Methods The investigation was performed in 10 patients scheduled for elective coronary artery bypass grafting. After induction of anaesthesia, repeated cerebral blood flow measurements using transcerebral double-indicator dilution were performed during target normocapnia, hypocapnia and hypercapnia. For transcerebral double-indicator dilution measurements, a bolus injection of ice-cold indocyanine green was administered into a central vein. The resulting thermal dye dilution curves were recorded simultaneously in the aorta and the jugular bulb using combined fibreoptic thermistor catheters. Cerebral blood flow was calculated from the mean transit times of the indicators through the brain. Additionally, transcranial Doppler sonography was simultaneously performed to measure transient changes in the cerebral blood flow velocity.
Results Transcerebral double-indicator dilution measurements revealed a reasonable coefficient of repeatability with 9.1, 9.7 and 20.2 mL min−1100 g−1 during normo-, hypo- and hypercapnic conditions, respectively. However, a total of 20% of the administered measurements had to be rejected for methodological reasons.

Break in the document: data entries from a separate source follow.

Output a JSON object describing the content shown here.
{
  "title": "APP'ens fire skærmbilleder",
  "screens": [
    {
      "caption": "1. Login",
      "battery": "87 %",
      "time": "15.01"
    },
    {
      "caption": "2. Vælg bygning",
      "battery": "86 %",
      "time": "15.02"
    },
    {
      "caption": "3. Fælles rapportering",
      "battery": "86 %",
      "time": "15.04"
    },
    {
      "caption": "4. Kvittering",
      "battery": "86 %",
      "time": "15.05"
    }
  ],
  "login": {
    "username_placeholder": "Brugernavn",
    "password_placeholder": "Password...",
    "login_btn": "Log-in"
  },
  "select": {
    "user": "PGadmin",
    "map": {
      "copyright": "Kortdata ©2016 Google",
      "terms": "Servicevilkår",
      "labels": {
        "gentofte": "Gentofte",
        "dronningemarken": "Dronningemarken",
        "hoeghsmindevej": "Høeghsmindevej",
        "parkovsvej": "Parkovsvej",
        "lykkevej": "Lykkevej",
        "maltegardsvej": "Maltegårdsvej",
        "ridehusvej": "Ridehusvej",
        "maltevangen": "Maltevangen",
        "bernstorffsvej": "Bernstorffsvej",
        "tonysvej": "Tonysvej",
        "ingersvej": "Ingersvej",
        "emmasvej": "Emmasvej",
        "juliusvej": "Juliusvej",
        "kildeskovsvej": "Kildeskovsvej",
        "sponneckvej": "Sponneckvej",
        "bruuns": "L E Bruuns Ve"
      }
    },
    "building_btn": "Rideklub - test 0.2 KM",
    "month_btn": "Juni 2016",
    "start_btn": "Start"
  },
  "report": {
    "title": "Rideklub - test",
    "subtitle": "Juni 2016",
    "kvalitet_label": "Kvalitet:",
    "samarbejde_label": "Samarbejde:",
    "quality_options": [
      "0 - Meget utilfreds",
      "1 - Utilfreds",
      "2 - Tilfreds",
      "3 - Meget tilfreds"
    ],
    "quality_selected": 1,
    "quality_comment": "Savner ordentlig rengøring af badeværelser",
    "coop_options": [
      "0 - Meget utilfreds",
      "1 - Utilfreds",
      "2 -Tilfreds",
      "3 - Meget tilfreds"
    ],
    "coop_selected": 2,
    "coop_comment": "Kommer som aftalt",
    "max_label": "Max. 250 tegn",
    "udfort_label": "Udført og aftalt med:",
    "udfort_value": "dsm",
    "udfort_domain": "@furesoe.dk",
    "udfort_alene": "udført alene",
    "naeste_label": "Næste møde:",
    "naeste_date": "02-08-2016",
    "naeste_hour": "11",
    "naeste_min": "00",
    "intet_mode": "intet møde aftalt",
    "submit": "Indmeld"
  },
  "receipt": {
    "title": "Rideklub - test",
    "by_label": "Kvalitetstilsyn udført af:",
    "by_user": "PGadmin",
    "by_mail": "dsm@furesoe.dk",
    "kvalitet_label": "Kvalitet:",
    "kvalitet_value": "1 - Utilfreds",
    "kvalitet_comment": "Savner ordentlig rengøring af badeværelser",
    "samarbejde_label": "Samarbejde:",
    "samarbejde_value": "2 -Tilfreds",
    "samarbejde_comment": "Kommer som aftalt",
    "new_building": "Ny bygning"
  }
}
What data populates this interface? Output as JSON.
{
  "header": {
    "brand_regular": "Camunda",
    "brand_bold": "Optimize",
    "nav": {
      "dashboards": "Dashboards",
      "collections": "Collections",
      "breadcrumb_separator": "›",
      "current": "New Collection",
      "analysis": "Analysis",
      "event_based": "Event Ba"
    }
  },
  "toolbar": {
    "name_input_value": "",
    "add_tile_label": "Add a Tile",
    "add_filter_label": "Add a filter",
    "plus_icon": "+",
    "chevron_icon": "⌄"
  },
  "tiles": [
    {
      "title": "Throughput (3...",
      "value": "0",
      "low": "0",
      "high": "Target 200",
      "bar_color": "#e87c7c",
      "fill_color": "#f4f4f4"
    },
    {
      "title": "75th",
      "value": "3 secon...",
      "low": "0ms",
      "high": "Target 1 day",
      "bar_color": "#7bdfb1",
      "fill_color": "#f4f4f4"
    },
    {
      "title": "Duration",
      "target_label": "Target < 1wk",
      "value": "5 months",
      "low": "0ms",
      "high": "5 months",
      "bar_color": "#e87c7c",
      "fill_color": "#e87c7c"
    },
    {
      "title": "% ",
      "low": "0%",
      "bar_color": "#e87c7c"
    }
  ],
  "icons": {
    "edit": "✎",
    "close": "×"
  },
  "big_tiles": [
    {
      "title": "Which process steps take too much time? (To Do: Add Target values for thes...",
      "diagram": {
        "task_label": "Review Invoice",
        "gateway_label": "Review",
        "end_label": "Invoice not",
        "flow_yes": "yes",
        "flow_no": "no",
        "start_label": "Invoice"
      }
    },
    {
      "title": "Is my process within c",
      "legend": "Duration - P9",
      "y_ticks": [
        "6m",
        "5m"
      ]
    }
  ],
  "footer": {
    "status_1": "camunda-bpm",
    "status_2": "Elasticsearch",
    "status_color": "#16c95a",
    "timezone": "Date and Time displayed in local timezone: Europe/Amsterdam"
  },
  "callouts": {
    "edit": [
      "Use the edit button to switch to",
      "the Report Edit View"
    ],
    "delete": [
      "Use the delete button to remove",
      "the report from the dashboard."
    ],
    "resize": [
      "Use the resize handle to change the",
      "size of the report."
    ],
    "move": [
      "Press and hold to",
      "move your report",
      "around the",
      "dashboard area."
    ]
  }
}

Conclusions Repeated measurements with the transcerebral double-indicator dilution method show a reasonable repeatability. With consideration to the limitations of the transcerebral double-indicator dilution technique, this new method proves to be a reliable monitoring tool to measure global cerebral blood flow at the bedside.